First, there was a recall attempt. That sputtered. Now he is being challenged by first-time candidate Eric Frame. Heading into the final three weeks of the election, Frame had a negative balance of $870 in his campaign account. In recent days, he raised $50,200. That’s not enough to win. But it did catch Pan’s attention.
In 2015, Pan’s legislation ended the personal-belief exemption, by which many parents who fear vaccinations could excuse their children from immunizations against such preventable diseases as measles, mumps and chickenpox. Anti-vax activists packed the Capitol in protest.
Capitol Public Radio reports that Frame, an independent, wants to see the exemptions restored, contending that children have adverse reactions to vaccines.
Pan isn’t giving up. He told me he is contemplating new legislation in 2019 to limit the ability of physicians to grant exemptions. But he also knows that legislators who lived through the 2015 battle don’t relish a replay.
Insiders’ best guesses on Nov. 6 results
Insiders who get paid to know what’s ahead take their best guess at what will happen in tomorrow’s election. Check out findings in Target Book’s Insider Track, as detailed by CALmatters’ Elizabeth Castillo.
Campaign attacks get harsher
In 2012, the California Teachers Association fought legislation to make it somewhat easier to fire teachers accused of serious misconduct and crimes. Lawmakers who sided with the union still pay a price.
Mark Berndt is a disgraced Los Angeles elementary school teacher who is serving a 25-year prison term for committing lewd acts against nearly two dozen children. The Los Angeles Unified School District paid him $40,000 to drop an appeal of his firing.
- Then-Sen. Alex Padilla, now secretary of state, introduced legislation in 2012 to make it easier to dismiss teachers who commit such horrific crimes.
- As an assemblyman, Democrat Mike Eng of Monterey Park, declined to cast a vote for or against the bill in a committee. That non-vote helped kill it.
Now that he is running for a state Senate seat, Eng’s Democratic opponent, Susan Rubio, refers to that non-vote in an especially graphic mailer:
“A school teacher spoon-fed his semen to students and Mike failed them as your Assemblyman.”
Eng’s campaign consultant Steve Barkan said the mailer reflects our harsh political times:
“Voters were outraged and weren’t buying it.”
Rubio, a public-school teacher and Baldwin Park city councilwoman, cites Eng’s attacks on her, including attempts to tie her to President Donald Trump’s immigration policy.
Rubio: “If he is going to lie to voters, I decided to tell the truth about his record.”
Upshot: In 2014, Gov. Jerry Brown signed legislation to make it easier to fire criminal teachers.
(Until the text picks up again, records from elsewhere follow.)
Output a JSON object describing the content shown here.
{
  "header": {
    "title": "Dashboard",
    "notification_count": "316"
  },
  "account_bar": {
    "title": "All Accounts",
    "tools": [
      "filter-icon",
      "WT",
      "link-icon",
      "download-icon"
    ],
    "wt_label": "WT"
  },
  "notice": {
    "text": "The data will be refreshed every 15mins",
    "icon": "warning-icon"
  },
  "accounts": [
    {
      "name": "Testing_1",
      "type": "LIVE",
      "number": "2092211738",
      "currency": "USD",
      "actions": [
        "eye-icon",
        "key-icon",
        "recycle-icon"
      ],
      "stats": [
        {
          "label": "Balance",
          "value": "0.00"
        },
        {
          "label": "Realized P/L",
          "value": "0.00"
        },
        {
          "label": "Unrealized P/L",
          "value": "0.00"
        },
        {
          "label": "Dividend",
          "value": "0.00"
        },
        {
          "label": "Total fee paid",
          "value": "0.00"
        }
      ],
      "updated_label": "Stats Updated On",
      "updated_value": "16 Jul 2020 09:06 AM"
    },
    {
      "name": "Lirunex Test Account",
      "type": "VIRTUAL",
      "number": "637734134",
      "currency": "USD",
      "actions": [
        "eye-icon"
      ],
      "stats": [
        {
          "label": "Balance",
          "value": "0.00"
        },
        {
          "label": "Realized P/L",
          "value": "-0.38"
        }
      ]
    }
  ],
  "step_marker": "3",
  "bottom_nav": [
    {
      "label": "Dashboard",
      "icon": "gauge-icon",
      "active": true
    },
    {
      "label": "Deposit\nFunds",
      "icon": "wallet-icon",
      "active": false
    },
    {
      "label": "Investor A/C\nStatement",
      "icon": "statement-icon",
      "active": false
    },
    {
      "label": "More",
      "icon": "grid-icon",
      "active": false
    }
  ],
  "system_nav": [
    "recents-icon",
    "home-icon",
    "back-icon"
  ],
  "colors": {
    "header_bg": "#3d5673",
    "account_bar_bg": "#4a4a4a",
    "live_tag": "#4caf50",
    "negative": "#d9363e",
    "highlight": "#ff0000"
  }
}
L.A. Unified paid $139 million to settle claims by Berndt’s students.
Commentary at CALmatters
Alexandra Mallick, Re:store Justice: I am not a lawyer, but I know what’s just and what’s not. The more I came to learn about the felony murder rule, the more shocking it seemed that this law existed in California.
Dan Walters, CALmatters: California’s state government and its 58 counties have had a rocky relationship for decades, and a new flare-up may be coming.
What mattered 105 years ago
Photo courtesy of the California State Library.
You know some of the story from “Chinatown,” the classic 1974 film. Los Angeles agents posed as farmers and bought water rights, essentially stealing Owens Valley’s water to propel the city’s explosive growth, and turning the valley into a dust bowl.
On this date 105 years ago, water began flowing to Los Angeles, as the photo above, taken by B.D. Jackson in 1913, shows.
The L.A. Times wrote in 2017: “In the Owens Valley, it is still known as the original sin that sparked decades of hatred for Los Angeles as the valley dried up and ranchers and farmers struggled to make a living.”
Ramona Ripston, 1927-2018
Ramona Ripston led the American Civil Liberties Union of Southern California for four decades, as it shaped law in Los Angeles, California and beyond. She died Saturday at 91, the L.A. Times reports. Her husband, U.S. 9th Circuit Court of Appeals Judge Stephen Reinhardt, died in March.
See you tomorrow.